Source data:
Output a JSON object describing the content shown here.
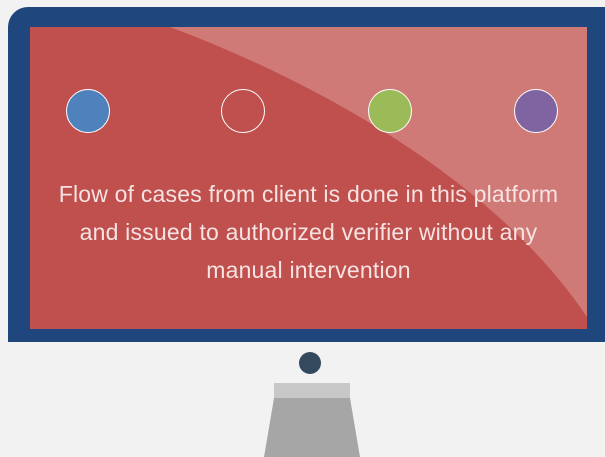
{
  "screen": {
    "caption": "Flow of cases from client is done in this platform and issued to authorized verifier without any manual intervention",
    "dots": [
      {
        "name": "blue-dot",
        "color": "#4f81bd"
      },
      {
        "name": "outline-dot",
        "color": "transparent"
      },
      {
        "name": "green-dot",
        "color": "#9bbb59"
      },
      {
        "name": "purple-dot",
        "color": "#8064a2"
      }
    ]
  },
  "colors": {
    "frame": "#1f467d",
    "screen": "#c0504d",
    "glare": "#d07a77",
    "camera": "#34495e",
    "stand": "#a6a6a6"
  }
}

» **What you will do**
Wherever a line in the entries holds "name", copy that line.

» **Task result**
        "name": "blue-dot",
        "name": "outline-dot",
        "name": "green-dot",
        "name": "purple-dot",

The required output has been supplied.